as in new window
  1. Wray Vamplew, 1981. "Tithes and Agriculture: Some Comments on Commutation," Economic History Review, Economic History Society, vol. 34(1), pages 115-119, 02.
  2. Carol H. Shiue & Wolfgang Keller, 2004. "Markets in China and Europe on the Eve of the Industrial Revolution," NBER Working Papers 10778, National Bureau of Economic Research, Inc.
  3. Robert C. Allen, 1999. "Tracking the agricultural revolution in England," Economic History Review, Economic History Society, vol. 52(2), pages 209-235, 05.
  4. S. Fairlie, 1965. "The Nineteenth-Century Corn Law Reconsidered," Economic History Review, Economic History Society, vol. 18(3), pages 562-575, December.
  5. Jacks, David S., 2011. "Foreign wars, domestic markets: England, 1793–1815," European Review of Economic History, Cambridge University Press, vol. 15(02), pages 277-311, August.
  6. Jorg Baten & Dorothee Crayen & Hans-Joachim Voth, 2014. "Numeracy and the Impact of High Food Prices in Industrializing Britain, 1780–1850," The Review of Economics and Statistics, MIT Press, vol. 96(3), pages 418-430, July.
  7. Gregory Clark, 2001. "Farm Wages and Living Standards in the Industrial Revolution: England,1670–1869[This resea]," Economic History Review, Economic History Society, vol. 54(3), pages 477-505, 08.
  8. Feinstein, Charles H., 1998. "Pessimism Perpetuated: Real Wages and the Standard of Living in Britain during and after the Industrial Revolution," The Journal of Economic History, Cambridge University Press, vol. 58(03), pages 625-658, September.
  9. Susan Fairlie, 1969. "The Corn Laws and British Wheat Production, 1829-76," Economic History Review, Economic History Society, vol. 22(1), pages 88-110, 04.
Full references (including those not matched with items on IDEAS)

This item is not listed on Wikipedia, on a reading list or among the top items on IDEAS.

When requesting a correction, please mention this item's handle: RePEc:cpr:ceprdp:9515. See general information about how to correct material in RePEc.

For technical questions regarding this item, or to correct its authors, title, abstract, bibliographic or download information, contact: ()

The email address of this maintainer does not seem to be valid anymore. Please ask to update the entry or send us the correct address

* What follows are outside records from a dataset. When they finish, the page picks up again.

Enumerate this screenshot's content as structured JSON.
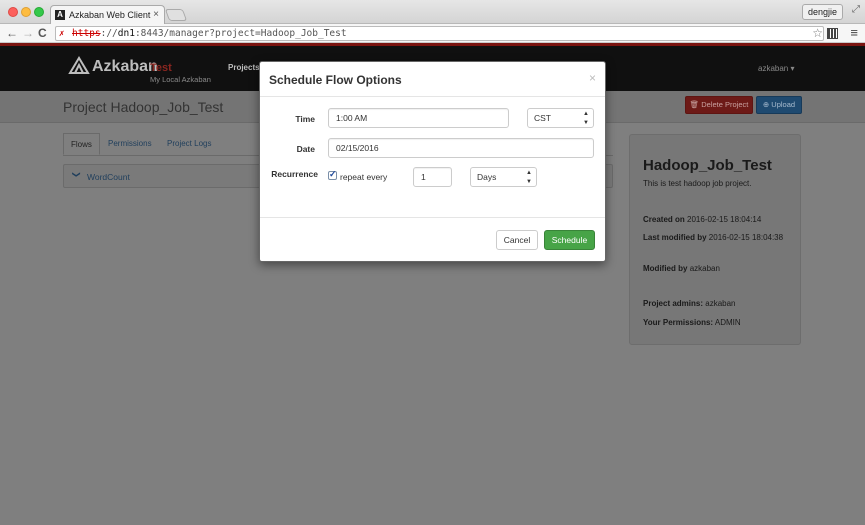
{
  "browser": {
    "tab_title": "Azkaban Web Client",
    "tab_favicon": "azkaban-favicon",
    "tab_close": "×",
    "user_button": "dengjie",
    "url_scheme": "https",
    "url_rest_prefix": "://",
    "url_host": "dn1",
    "url_path": ":8443/manager?project=Hadoop_Job_Test",
    "icons": {
      "back": "←",
      "forward": "→",
      "reload": "C",
      "lock": "✗",
      "star": "☆",
      "menu": "≡",
      "resize": "⤢"
    }
  },
  "navbar": {
    "brand": "Azkaban",
    "environment": "Test",
    "subtitle": "My Local Azkaban",
    "projects_link": "Projects",
    "user_menu": "azkaban ▾"
  },
  "header": {
    "title": "Project Hadoop_Job_Test",
    "delete_button": "🗑 Delete Project",
    "upload_button": "⊕ Upload"
  },
  "content": {
    "tabs": [
      {
        "label": "Flows"
      },
      {
        "label": "Permissions"
      },
      {
        "label": "Project Logs"
      }
    ],
    "flow_chevron": "❯",
    "flow_name": "WordCount"
  },
  "sidebar": {
    "project_name": "Hadoop_Job_Test",
    "description": "This is test hadoop job project.",
    "created_label": "Created on",
    "created_value": "2016-02-15 18:04:14",
    "modified_label": "Last modified by",
    "modified_value": "2016-02-15 18:04:38",
    "modified_by_label": "Modified by",
    "modified_by_value": "azkaban",
    "admins_label": "Project admins:",
    "admins_value": "azkaban",
    "permissions_label": "Your Permissions:",
    "permissions_value": "ADMIN"
  },
  "modal": {
    "title": "Schedule Flow Options",
    "close": "×",
    "time_label": "Time",
    "time_value": "1:00 AM",
    "timezone": "CST",
    "date_label": "Date",
    "date_value": "02/15/2016",
    "recurrence_label": "Recurrence",
    "repeat_checked": true,
    "repeat_label": "repeat every",
    "repeat_value": "1",
    "repeat_unit": "Days",
    "select_arrow": "▲▼",
    "cancel_button": "Cancel",
    "schedule_button": "Schedule"
  },
  "colors": {
    "schedule_green": "#47a447",
    "delete_red": "#d9534f",
    "upload_blue": "#428bca",
    "navbar_black": "#101010"
  }
}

If you have authored this item and are not yet registered with RePEc, we encourage you to do it here. This allows to link your profile to this item. It also allows you to accept potential citations to this item that we are uncertain about.

If references are entirely missing, you can add them using this form.

If the full references list an item that is present in RePEc, but the system did not link to it, you can help with this form.

If you know of missing items citing this one, you can help us creating those links by adding the relevant references in the same way as above, for each refering item. If you are a registered author of this item, you may also want to check the "citations" tab in your profile, as there may be some citations waiting for confirmation.

Please note that corrections may take a couple of weeks to filter through the various RePEc services.

This information is provided to you by IDEAS at the Research Division of the Federal Reserve Bank of St. Louis using RePEc data.